Loveless, John T., Jr., 9, 14
Loveless, Kay & Althea, 12
Macarthur, Ambassador, 18
Mackell, John F., 14
Malesky, Jim, 4
Malesky, Violet & Jim, 4
Maloney, Frank, 4
Manager, Thomas G., 14
Marcus, Gilbert, 14
Matthews, Col. J. C., 14
McIntosh, Dan, 6
McIntosh, Daniel E., 14
McIntosh, Daniel E., Jr., 14
McMahon, Brig.
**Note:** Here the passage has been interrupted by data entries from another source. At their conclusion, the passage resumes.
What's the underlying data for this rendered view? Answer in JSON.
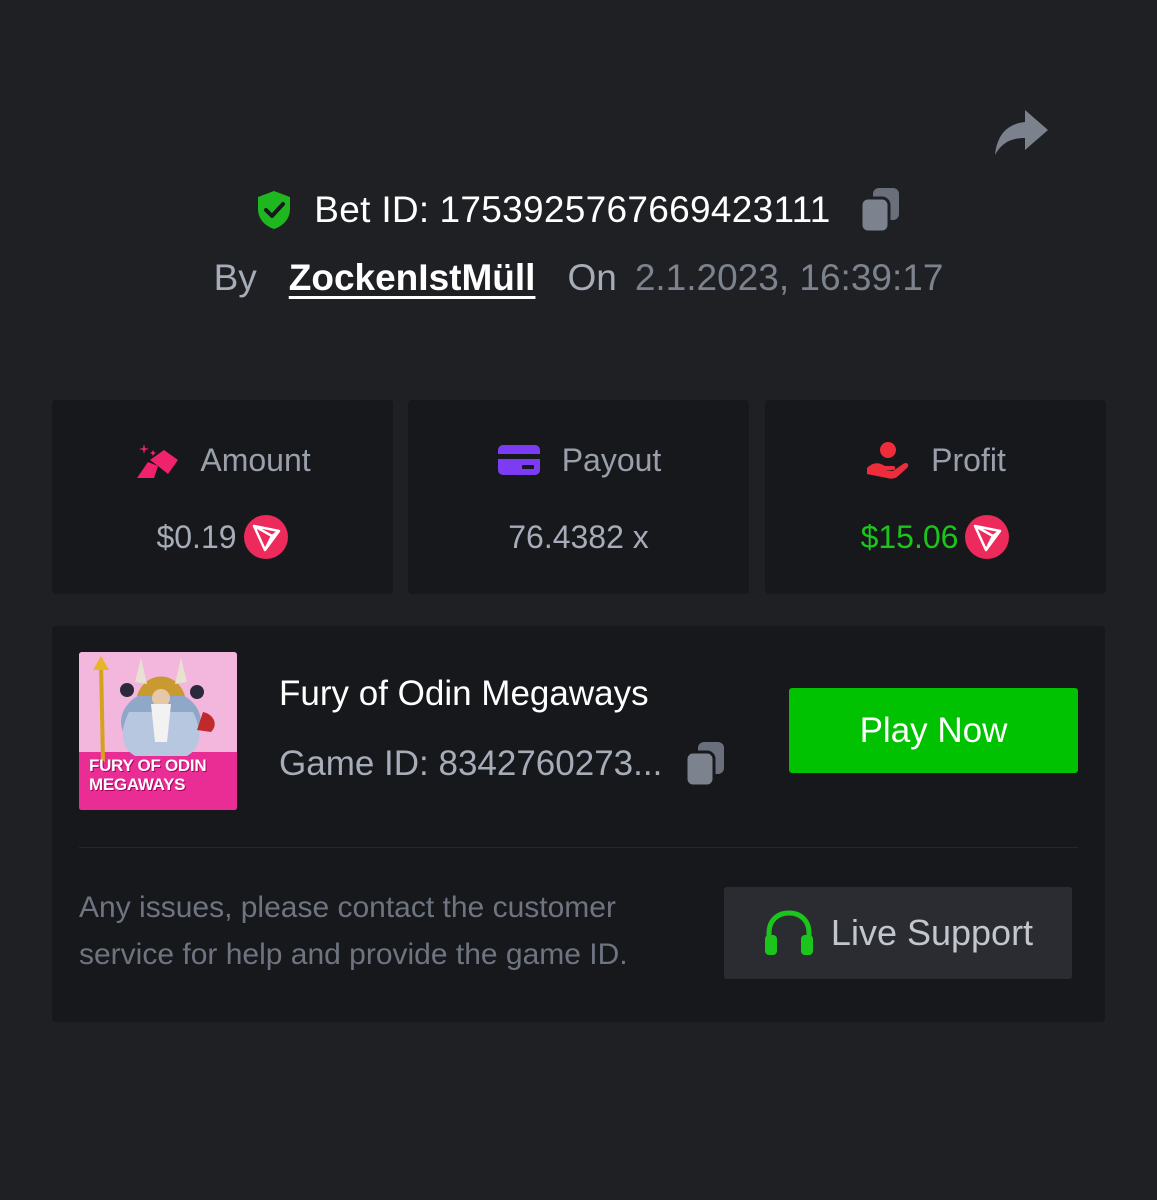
{
  "bet": {
    "label": "Bet ID:",
    "id": "1753925767669423111",
    "by_label": "By",
    "username": "ZockenIstMüll",
    "on_label": "On",
    "datetime": "2.1.2023, 16:39:17"
  },
  "stats": {
    "amount": {
      "label": "Amount",
      "value": "$0.19",
      "icon": "coins-icon",
      "currency_icon": "tron-icon"
    },
    "payout": {
      "label": "Payout",
      "value": "76.4382 x",
      "icon": "card-icon"
    },
    "profit": {
      "label": "Profit",
      "value": "$15.06",
      "icon": "hand-user-icon",
      "currency_icon": "tron-icon"
    }
  },
  "game": {
    "name": "Fury of Odin Megaways",
    "id_text": "Game ID: 8342760273...",
    "thumbnail_title_line1": "FURY OF ODIN",
    "thumbnail_title_line2": "MEGAWAYS",
    "play_label": "Play Now"
  },
  "support": {
    "help_text": "Any issues, please contact the customer service for help and provide the game ID.",
    "button_label": "Live Support"
  },
  "colors": {
    "background": "#1f2024",
    "card": "#17181b",
    "accent_green": "#00c200",
    "profit_green": "#1bc51b",
    "shield_green": "#1fb71f",
    "tron_red": "#ec2a5b",
    "amount_pink": "#f0226b",
    "payout_purple": "#7c3cf3",
    "profit_red": "#ee2c3c"
  }
}
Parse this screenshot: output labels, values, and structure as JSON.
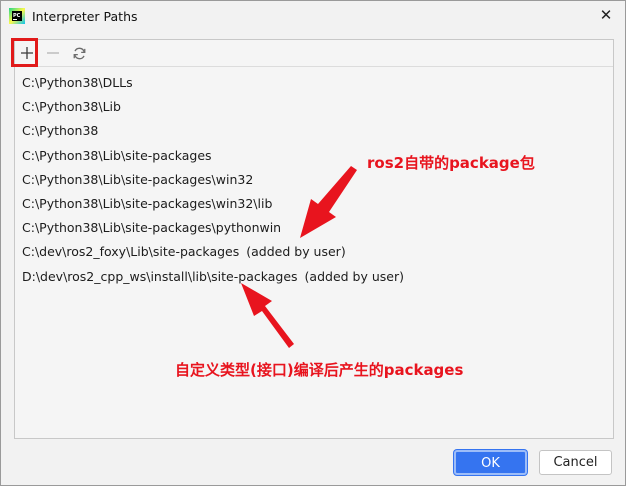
{
  "window": {
    "title": "Interpreter Paths",
    "close_glyph": "✕",
    "app_icon_text": "PC"
  },
  "toolbar": {
    "add": "+",
    "remove": "−",
    "refresh_icon": "refresh-icon"
  },
  "paths": [
    {
      "path": "C:\\Python38\\DLLs",
      "note": ""
    },
    {
      "path": "C:\\Python38\\Lib",
      "note": ""
    },
    {
      "path": "C:\\Python38",
      "note": ""
    },
    {
      "path": "C:\\Python38\\Lib\\site-packages",
      "note": ""
    },
    {
      "path": "C:\\Python38\\Lib\\site-packages\\win32",
      "note": ""
    },
    {
      "path": "C:\\Python38\\Lib\\site-packages\\win32\\lib",
      "note": ""
    },
    {
      "path": "C:\\Python38\\Lib\\site-packages\\pythonwin",
      "note": ""
    },
    {
      "path": "C:\\dev\\ros2_foxy\\Lib\\site-packages",
      "note": "(added by user)"
    },
    {
      "path": "D:\\dev\\ros2_cpp_ws\\install\\lib\\site-packages",
      "note": "(added by user)"
    }
  ],
  "annotations": {
    "builtin": "ros2自带的package包",
    "custom": "自定义类型(接口)编译后产生的packages",
    "color": "#e8141e"
  },
  "buttons": {
    "ok": "OK",
    "cancel": "Cancel"
  },
  "colors": {
    "accent": "#3574f0",
    "highlight_box": "#e11a1a"
  }
}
Gen. Leo T., 14
McMahon, Gen., 22
McMahon, Leo, 6
McMahon, Wilda & Leo, 4
Merz, Paul, 14
Middleton, John A., III, 14
Miller, Gene L., 14
Miller, Lt. Col. J. J., 16
Mowlds, W. Lyle, 16
Neal, James, 16
Neckar River, 23
Neigus, Irwin, 16
Nusbaum, Alfred S., 16
O'Rourke, Betty & Pat, 4
Pankert, Herr, 22
Paris, France, 8
Patton, Gen., 8
Peterkenne, Col., 19, 21
Philipson, Herman L., 16
Pierce, Robert, 1
Pierce, Robert W., 16
Pierce, Waldo, 7
Pierce, Waldo B., 16
Prewett, Edw. A., 16
Price, David S., 16
Rarick, Clayt, 4
Rarick, Clayton F., 16
Reed, Raymond J., 16
Riggs, Thomas J., 16
Rossi, Linda, 4, 7
Rossi, Linda & Lou, 4
Rossi, Lou, 7
Rossi, Louis P., 16
Roth, Nathan M., 16
Runyon, Mary & Earl, 4
Rusch, Marvin H., 16
Schieferstein, Fred, 16
Schnizlein, J. Glen, 16
Schutte, Philip F., 16
Scott, Earl, 7
Scott, Earl A., 16
Sebastinelli, Fred A., 16
Sgrignoli, Martha & Mike, 4
Sgrignoli, Michael G., 16
Siska, Joseph J., 16
Smith, Charles L., 16
Smyth, Frances & Les, 4
Smyth, Lester S., 16
Snyder, P. B., 7
Solecki, Emil, 4, 16
Solecki, Ethel & Emil, 4
Solecki, Judy, 4
Spayd, Norman S., 16
St. Vith, 1, 3, 17, 19, 21, 23
Stern, Stewart, 16
Strickland, J. B., 16
Swider, Charles J., 6, 16
Sylvester, Ken, 16
Taylor, Lee B., 16
The Battle Of The Ardennes, 8
The Lion's Tale, 18
Thoma, George, 16
Thomas, Maj., 21
Thomas, Sue & George, 4
Tissot, Harrison C., 16
Trail, Adrian & Reed, 4
Tribout, Arthur J., 16
Vial, Dr. H. R. W., 16
Vielsalm, 8, 19
Vielsalm, Belgium, 8
Villwock, Russell H., 3, 16
Wachtel, Dr. Hans, 16
Walsh, Daisy & Charlie, 4
Ward, Duke, 7
Ward, Nathan D., 3
Warken, Robert, 16
Warnken, Robert, 6
Warren, Clarence E., 16
Watt, Howard, 16
Watt, Lois & Howard, 4
Wells, James E., 16
Westphal, Lawrence H., 16
Woerner, David M., 16
Wood, Eric F., 7
Wood, Gen., 7
Wood, Lt., 8
Wood, Lt. Gen. Eric Fisher, 7
Woodall, P. C., 3
Woodburn, Donald J., 16
Zorn, Seymour H., 16
Zuckerman, Jack, 16